Mediterranean slope. The laws of the distribution of rains, which M. Belgrand announced in 1865 for the valley of the Seine, are verified by the maps, and their general application appears to be made more clear every year.
The Asteroids and Jupiter.—Dr. J. Holetschek has published, in the "Deutsche Rundschau," a summary of our present knowledge of the asteroids, or the group of bodies which revolve in orbits between those of Mars and Jupiter. Of the two hundred planets of this group which had been discovered in July, 1879, sixty-three were discovered in the United States, sixty in France, twenty-eight in Germany, seventeen in Austria, fifteen in Great Britain, eleven in Italy, five in Asia, and one in Denmark. Professor Peters, of the Clinton Observatory, has discovered more (thirty-six) than any other single observer. The orbits of one hundred and seventeen were calculated in Germany, those of forty-eight in the United States, and those of the others in Austria, France, England, Russia, and Sweden. The theory at first adopted that these bodies are the fragments resulting from the explosion of a larger planet, was contradicted by the calculations of Professor Newcomb, in 1860. D'Arrest sought to establish the fact of a connection among them by finding relations in the eccentricities of their orbits, but the elements of the planets discovered since have set this theory at rest. The idea of a collision of two bodies has also been given up. The little planets mock all attempts to combine their relations, and each asserts its individuality as an independent member of the solar system.

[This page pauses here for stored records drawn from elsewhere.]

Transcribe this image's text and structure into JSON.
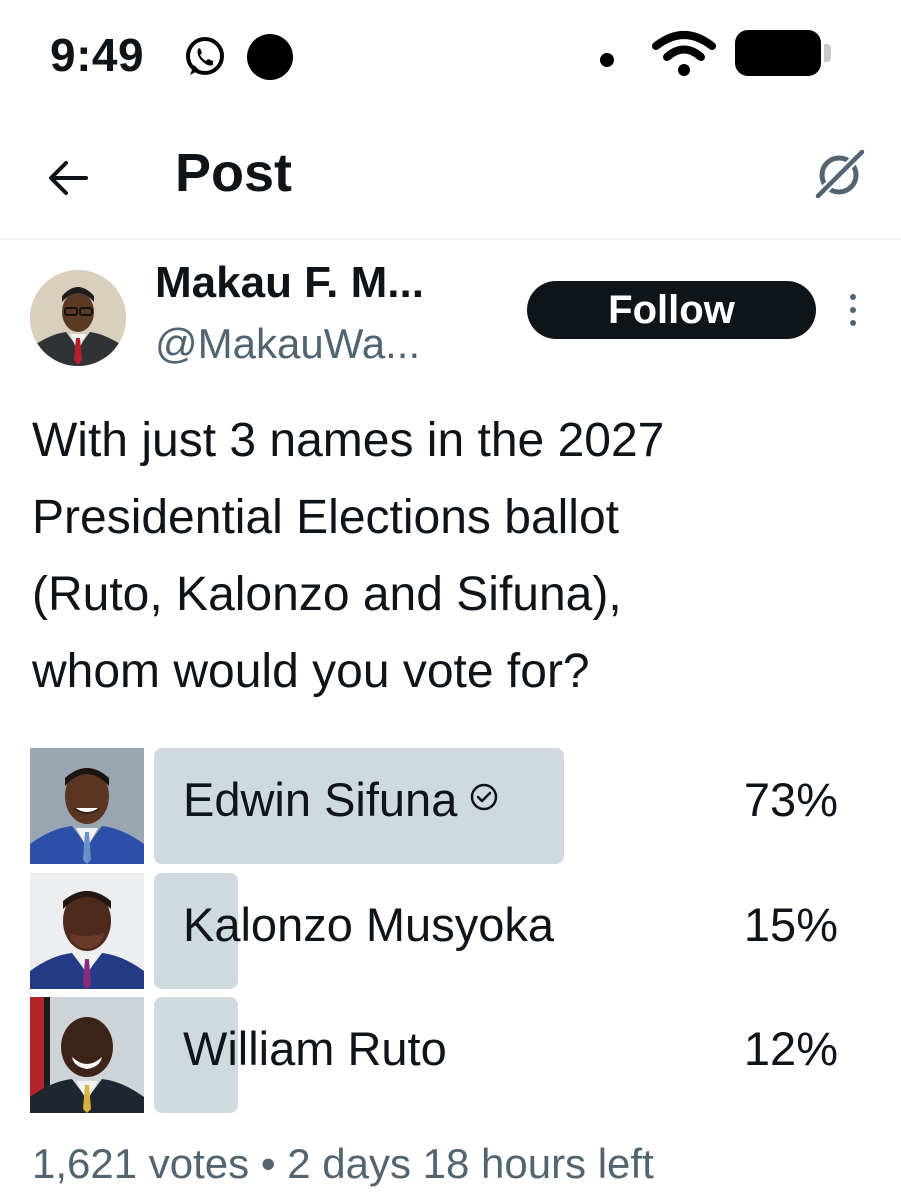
{
  "status_bar": {
    "time": "9:49",
    "icons": [
      "whatsapp-icon",
      "recording-dot",
      "location-dot",
      "wifi-icon",
      "battery-icon"
    ]
  },
  "header": {
    "title": "Post",
    "back_icon": "arrow-left-icon",
    "right_icon": "grok-icon"
  },
  "author": {
    "name": "Makau F. M...",
    "handle": "@MakauWa...",
    "follow_label": "Follow"
  },
  "tweet": {
    "line1": "With just 3 names in the 2027",
    "line2": "Presidential Elections ballot",
    "line3": "(Ruto, Kalonzo and Sifuna),",
    "line4": "whom would you vote for?"
  },
  "poll": {
    "options": [
      {
        "label": "Edwin Sifuna",
        "percent": "73%",
        "value": 73,
        "selected": true
      },
      {
        "label": "Kalonzo Musyoka",
        "percent": "15%",
        "value": 15,
        "selected": false
      },
      {
        "label": "William Ruto",
        "percent": "12%",
        "value": 12,
        "selected": false
      }
    ],
    "footer": "1,621 votes • 2 days 18 hours left"
  },
  "colors": {
    "text": "#0f1419",
    "secondary": "#536471",
    "poll_bar": "#cfd9de",
    "follow_bg": "#0f1419"
  }
}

They exhibit common features only in the limitation of their orbits, so far as the discovery of them has extended, to a particular zone, and in a corresponding limitation of their periods of revolution around the sun. Taking the earth's mean distance from the sun as unity, the halves of the major axes of their orbits may all be represented by numbers between two and four. Their periods of revolution around the sun are between four and eight times that of the earth. Great variations occur within these limits. Very perceptible and peculiar intervals exist in several cases in the mean distances of particular asteroids from the sun, which might once have been accounted for by supposing that there were planets not yet discovered which would occupy them. But as the numerous discoveries of new planets have failed to furnish the bodies sought for, and have rather rendered the gaps more obvious, it has been suggested that the vacancies are not casual, but are owing to a real natural cause. A theory has been suggested that they are occasioned by the attraction of Jupiter, and is supported by the fact that a vacancy exists at every distance from the sun at which the time of a planetary revolution would bear a definite relation to the year of Jupiter. A planet could not continue in such a position, for it would be subjected to disturbances at every conjunction with Jupiter, the effect of which would be to draw it out of its course and out of its relation with the larger planet till it found a new period of revolution not commensurable with that of Jupiter. A large gap exists between the asteroids Gerda and Sibylla, in the place which a planet making two revolutions to one of Jupiter would occupy. Gerda, having an orbit interior to this place, completes its revolutions in fifty-four days less; Sibylla, with an exterior orbit, requires a period one hundred and two days longer than that of half the year of Jupiter. Similar gaps exist at distances where planets, if there were any there, would have periods of revolution corresponding to two thirds, two fifths, three fifths, two sevenths, and three sevenths of that of Jupiter, although planets are found on either side of these spaces whose periods of revolution bear no fractional relation, or an extremely remote one, to that of Jupiter. Saturn also produces modifications in the position of the asteroids which are less noticeable on account of its greater distance and lighter mass.
The Diffusion and Softening of the Electric Light.—M. L. Clémandot, a French engineer, has invented a new arrangement for the diffusion of the electric light, which, he claims, presents considerable advantages over the opaque globes hitherto employed for that purpose. The globes operate by absorbing the light until they become luminous—a process in which a considerable pro-